“I implore you to show us a different Rutgers, the one that President Holloway evokes in his own words, and one that can turn me into a proud alumni again,” Sperling said. “This starts by immediately returning all staff who have been laid off to their positions and by saying that there will be no more layoffs at Rutgers of staff, because you too see the community we build.”
The Board meeting also touched on other ongoing matters. Holloway discussed some of the University's new initiatives since he took office, as well as the Spring 2021 semester. He said he will work with the chancellors to discuss their plans in the coming days.
“We are working toward having a larger percentage of students living on campus for the spring and more courses being offered in-person, always being cognizant of public health realities,” he said. “Our return to offices and other spaces will be slow and deliberate.”
Holloway said he met with Deborah Birx, the White House COVID-19 response coordinator, Gov. Phil Murphy (D-N.J.) and other officials from New Jersey, New Brunswick and Rutgers—New Brunswick, to discuss COVID-19 positivity rates at the University.
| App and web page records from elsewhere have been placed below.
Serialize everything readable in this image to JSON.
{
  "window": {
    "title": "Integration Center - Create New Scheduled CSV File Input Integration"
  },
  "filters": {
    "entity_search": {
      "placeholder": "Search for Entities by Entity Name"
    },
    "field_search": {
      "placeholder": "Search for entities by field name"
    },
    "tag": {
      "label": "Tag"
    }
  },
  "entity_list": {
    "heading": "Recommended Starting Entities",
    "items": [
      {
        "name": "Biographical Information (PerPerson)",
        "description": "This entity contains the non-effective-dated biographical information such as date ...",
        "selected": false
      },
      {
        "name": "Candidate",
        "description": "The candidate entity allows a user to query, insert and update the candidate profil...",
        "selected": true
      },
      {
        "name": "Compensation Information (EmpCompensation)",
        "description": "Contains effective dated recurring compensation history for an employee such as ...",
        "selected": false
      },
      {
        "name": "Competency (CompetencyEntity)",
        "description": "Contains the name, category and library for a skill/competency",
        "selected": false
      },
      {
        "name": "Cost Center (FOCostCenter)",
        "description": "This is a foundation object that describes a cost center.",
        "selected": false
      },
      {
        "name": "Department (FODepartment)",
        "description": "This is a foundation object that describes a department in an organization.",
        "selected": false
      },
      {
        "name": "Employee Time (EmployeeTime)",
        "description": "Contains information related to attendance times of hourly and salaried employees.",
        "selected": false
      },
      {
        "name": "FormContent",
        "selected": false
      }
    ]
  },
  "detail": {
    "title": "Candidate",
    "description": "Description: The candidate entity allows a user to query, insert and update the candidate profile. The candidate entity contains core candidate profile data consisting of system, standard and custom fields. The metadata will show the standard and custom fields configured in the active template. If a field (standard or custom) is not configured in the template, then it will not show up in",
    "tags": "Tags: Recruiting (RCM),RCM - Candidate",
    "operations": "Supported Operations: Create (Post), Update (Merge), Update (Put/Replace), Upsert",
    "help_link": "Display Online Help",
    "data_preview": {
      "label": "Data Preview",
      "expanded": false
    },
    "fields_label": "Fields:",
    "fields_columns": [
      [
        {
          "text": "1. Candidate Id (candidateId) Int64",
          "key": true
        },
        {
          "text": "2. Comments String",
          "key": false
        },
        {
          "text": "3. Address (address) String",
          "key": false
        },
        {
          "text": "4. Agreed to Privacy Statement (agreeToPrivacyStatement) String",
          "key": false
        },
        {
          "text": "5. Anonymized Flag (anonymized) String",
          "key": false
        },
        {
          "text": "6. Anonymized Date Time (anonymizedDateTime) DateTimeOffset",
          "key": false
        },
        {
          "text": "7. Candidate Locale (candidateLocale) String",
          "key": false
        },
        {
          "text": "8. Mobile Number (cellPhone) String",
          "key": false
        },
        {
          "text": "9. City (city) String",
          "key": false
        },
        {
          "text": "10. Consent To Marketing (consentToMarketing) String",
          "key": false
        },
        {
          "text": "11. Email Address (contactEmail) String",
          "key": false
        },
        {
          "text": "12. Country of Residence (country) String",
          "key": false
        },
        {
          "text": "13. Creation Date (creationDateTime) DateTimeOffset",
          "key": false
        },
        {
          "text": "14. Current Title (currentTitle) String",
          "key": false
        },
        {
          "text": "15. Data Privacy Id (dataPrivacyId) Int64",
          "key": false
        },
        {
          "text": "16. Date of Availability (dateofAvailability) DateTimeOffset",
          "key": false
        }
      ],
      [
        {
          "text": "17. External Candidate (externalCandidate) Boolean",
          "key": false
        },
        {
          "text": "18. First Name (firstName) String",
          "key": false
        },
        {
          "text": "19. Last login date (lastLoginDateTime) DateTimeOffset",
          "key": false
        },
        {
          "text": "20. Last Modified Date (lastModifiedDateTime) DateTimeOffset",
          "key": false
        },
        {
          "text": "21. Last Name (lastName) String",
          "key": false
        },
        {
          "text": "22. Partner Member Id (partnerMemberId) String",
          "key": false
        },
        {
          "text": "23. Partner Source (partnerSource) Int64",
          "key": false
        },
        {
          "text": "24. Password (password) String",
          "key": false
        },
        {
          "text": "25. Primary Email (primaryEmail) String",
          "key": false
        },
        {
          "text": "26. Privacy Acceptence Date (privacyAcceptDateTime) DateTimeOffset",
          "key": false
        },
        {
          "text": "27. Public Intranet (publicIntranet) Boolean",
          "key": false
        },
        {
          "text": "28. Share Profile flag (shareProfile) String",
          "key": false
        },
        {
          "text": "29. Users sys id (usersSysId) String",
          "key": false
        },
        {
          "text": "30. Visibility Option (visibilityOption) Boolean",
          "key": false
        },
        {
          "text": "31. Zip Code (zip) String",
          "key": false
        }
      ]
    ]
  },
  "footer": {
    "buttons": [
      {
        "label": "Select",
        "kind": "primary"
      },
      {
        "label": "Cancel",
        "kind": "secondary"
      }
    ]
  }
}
Another one of Holloway’s goals is to improve the University’s reputation, which he said is not always consistent with the actual quality of education Rutgers provides. To do this, the Board approved a resolution to make Provost and Executive Vice Chancellor for Research and Academic Affairs Prabhas V. Moghe the University’s new executive vice president for Academic Affairs, who will help recruit and retain leading scholars.
Also appointed to a new position was Denise Hien, director of the University’s Center of Alcohol and Substance Abuse Studies, who will now serve as the Helen E. Chaney Chair in Alcohol Studies.
Other resolutions passed by the Board of Governors included revisions to the University’s affiliation agreement with RWJBarnabas Health and ratifying contracts with Zoom and Global Medical Supplies and Equipment for COVID-19 related services and supplies.